Now for something a bit special – the only operational super-heavy tank in military history. This absolute beast will give the German panzer formations something to think about!
A fully loaded FCM Char 2C weighed in at a colossal of 69 tonnes. This was in no small part due to it’s armour – 45 mm at the front, 22 mm at the sides, but much of it just because of its huge size. It is still easily the largest tank ever taken into production. With the tail skid fitted, the hull was over twelve metres long.
Within the FMC CHar 2c’s armoured bulk were two fighting compartments. The frontal compartment mounted the first three man turret in history, its long 75 mm gun, had a stroboscopic cupola. The independent 8mm machine gun positions at the front gave protection against infantry assault.
The Char 2C is the only super-heavy tank ever to attain operational status — a super-heavy tank is not simply a very heavy tank but one that is much heavier than regular tanks of its period. The next operational tank to weigh about the same would be the Tiger II heavy tank. As you can see from the photos of our model on this page the Char 2C dwarfed infantry and regular French armour alike.
Each track of the Char 2c was powered by its own 200 or 250 hp engine to a top speed of 15 kmh. Its suspension contains 39 interleaving road wheels on each side, making for a total of 90 wheels on the tank.
Seven fuel tanks, containing 1,260 litres, gave it a range of 150 kilometres.
To man the tank required a crew of twelve: driver, commander, gunner, loader, four machine gunners, mechanic, electrician, assistant-electrician/mechanic and a radio operator.
Ten FCM Char 2cs ten tanks were produced. Their military value slowly decreased as more advanced tanks were developed throughout the 1920s and 1930s. By the end of the 1930s they were largely obsolete, because their slow speed and high profile made them vulnerable to advances in anti-tank guns.
Nevertheless, during the French mobilisation of 1939, all ten were activated and put into their own unit – the 51st Bataillon de Chars de Combat. For propaganda purposes, each tank had been named after one of the ancient regions of France: Poitou, Provence,Picardie, Alsace, Bretagne, Touraine, Anjou, Normandie (renamed ‘Lorraine’ in 1939), Berry and Champagne respectively.
As their main value was in propaganda, the armoured behemoths were carefully kept from harm and did not participate in the attack on the Siegfried Line in September 1939. They were used for numerous morale-boosting movies, climbing and crushing old French forts instead and to the public, they obtained the reputation of invincible super tanks.

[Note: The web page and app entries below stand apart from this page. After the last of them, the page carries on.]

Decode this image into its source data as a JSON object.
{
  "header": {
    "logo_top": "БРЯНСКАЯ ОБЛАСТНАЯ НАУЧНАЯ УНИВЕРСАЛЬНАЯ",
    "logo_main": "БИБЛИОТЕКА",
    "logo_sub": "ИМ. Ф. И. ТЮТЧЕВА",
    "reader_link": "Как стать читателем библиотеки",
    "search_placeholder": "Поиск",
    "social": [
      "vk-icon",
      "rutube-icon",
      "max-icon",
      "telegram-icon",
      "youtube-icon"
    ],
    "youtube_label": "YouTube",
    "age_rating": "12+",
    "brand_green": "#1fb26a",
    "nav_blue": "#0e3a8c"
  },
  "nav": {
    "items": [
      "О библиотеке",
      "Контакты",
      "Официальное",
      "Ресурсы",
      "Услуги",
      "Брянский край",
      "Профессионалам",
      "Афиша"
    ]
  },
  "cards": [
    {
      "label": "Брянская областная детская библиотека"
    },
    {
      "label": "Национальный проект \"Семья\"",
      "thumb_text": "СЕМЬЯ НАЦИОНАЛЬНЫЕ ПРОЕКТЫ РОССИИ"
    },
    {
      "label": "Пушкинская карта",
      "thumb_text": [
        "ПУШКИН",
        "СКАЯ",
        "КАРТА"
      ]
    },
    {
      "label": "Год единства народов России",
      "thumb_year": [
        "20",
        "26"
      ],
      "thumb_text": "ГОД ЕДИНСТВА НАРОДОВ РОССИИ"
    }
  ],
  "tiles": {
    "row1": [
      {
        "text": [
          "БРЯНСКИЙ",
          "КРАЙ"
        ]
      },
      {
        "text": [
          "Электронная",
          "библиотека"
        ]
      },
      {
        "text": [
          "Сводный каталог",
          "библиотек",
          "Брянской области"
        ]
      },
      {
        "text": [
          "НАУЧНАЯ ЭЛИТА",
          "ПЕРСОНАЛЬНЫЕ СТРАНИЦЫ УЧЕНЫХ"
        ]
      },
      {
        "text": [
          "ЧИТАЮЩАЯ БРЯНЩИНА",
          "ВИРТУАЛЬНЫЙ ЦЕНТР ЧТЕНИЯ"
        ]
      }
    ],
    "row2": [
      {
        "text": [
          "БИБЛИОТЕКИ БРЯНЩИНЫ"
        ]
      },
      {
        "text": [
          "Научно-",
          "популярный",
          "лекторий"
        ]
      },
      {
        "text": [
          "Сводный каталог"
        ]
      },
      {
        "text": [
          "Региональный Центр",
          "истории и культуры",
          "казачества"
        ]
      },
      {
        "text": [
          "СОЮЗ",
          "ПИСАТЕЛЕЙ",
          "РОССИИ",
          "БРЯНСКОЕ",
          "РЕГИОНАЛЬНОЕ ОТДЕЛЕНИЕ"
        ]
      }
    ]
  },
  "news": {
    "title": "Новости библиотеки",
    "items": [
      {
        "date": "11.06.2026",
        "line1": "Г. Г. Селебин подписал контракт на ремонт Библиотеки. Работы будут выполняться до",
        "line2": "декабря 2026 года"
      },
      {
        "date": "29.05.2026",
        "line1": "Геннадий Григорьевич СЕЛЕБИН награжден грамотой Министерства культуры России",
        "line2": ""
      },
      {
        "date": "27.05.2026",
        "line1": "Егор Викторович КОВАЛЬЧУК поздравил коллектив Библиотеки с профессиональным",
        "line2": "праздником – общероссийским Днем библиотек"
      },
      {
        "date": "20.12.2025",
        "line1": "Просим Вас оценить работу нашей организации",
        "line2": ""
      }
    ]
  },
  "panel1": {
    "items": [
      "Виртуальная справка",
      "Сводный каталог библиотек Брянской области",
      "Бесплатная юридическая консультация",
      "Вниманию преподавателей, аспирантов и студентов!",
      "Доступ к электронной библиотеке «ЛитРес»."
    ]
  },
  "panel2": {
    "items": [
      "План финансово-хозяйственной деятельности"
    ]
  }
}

The reality was that French commanders knew how undeserved this fictional reputation was. When the German Panzer divisions taking part in Operation Fall Rot ripped through the French lines in June 1940, the decision was made to prevent the capture of the famous equipment. They were to be sent to the south by rail.
On 15 June the trains and their giant cargo was blocked by a burning fuel train and to avoid the morale-boosting tanks from falling into enemy hands they were destroyed by demolition charges. The Germans claimed that the train and the Char 2cs were destroyed in an attack by Luftwaffe dive bombers – a myth that is often repeated even today.
One tank, the Champagne, was captured more or less intact and brought to Berlin to be exhibited as a war trophy. In 1948 this tank disappeared, causing many to speculate it still survives at the Russian Tank museum in Kubinka…
You can add this monstrous resin and metal model to your French army, or to use as an objective for your games. We’re sure these beasts will also find good homes in games of Pulp or Victorian Sci-Fi too!